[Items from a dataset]

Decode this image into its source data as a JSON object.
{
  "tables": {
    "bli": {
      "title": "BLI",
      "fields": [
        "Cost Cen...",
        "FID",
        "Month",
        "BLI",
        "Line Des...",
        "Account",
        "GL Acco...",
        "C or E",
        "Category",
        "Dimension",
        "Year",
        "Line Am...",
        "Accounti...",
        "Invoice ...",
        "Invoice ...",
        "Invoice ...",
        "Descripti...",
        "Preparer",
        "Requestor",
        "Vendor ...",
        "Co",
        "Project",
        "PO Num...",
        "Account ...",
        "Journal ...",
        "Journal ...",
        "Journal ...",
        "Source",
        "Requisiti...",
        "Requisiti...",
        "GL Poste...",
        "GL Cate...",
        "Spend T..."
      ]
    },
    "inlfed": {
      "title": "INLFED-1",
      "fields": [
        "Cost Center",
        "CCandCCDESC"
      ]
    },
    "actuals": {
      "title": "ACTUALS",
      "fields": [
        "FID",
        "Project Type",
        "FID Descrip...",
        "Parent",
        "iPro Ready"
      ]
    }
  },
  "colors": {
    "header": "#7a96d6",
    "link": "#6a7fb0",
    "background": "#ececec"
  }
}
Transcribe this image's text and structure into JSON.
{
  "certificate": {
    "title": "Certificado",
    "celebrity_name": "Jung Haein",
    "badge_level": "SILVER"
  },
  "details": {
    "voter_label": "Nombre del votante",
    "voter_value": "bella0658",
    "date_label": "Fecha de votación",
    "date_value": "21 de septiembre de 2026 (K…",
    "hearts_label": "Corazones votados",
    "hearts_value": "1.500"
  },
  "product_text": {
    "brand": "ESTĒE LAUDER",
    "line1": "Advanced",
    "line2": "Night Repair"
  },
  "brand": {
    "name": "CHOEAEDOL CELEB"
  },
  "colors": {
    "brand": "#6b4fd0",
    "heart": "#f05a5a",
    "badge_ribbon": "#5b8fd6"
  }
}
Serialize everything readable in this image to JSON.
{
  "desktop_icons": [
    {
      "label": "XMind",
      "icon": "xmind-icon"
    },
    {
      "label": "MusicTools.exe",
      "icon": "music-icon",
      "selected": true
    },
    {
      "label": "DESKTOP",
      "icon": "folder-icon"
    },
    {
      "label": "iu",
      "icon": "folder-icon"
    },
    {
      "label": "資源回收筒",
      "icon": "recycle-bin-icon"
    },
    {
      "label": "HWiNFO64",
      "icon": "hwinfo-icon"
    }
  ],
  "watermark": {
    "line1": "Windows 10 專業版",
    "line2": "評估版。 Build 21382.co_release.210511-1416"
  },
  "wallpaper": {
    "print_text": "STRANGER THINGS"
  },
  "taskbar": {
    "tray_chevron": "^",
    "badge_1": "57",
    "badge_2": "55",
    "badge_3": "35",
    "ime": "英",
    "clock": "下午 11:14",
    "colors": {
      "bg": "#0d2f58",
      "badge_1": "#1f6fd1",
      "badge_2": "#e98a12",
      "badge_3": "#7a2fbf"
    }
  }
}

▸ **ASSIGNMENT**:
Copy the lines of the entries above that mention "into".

▸ **TASK SOLUTION**:
Decode this image into its source data as a JSON object.
Transcribe this image's text and structure into JSON.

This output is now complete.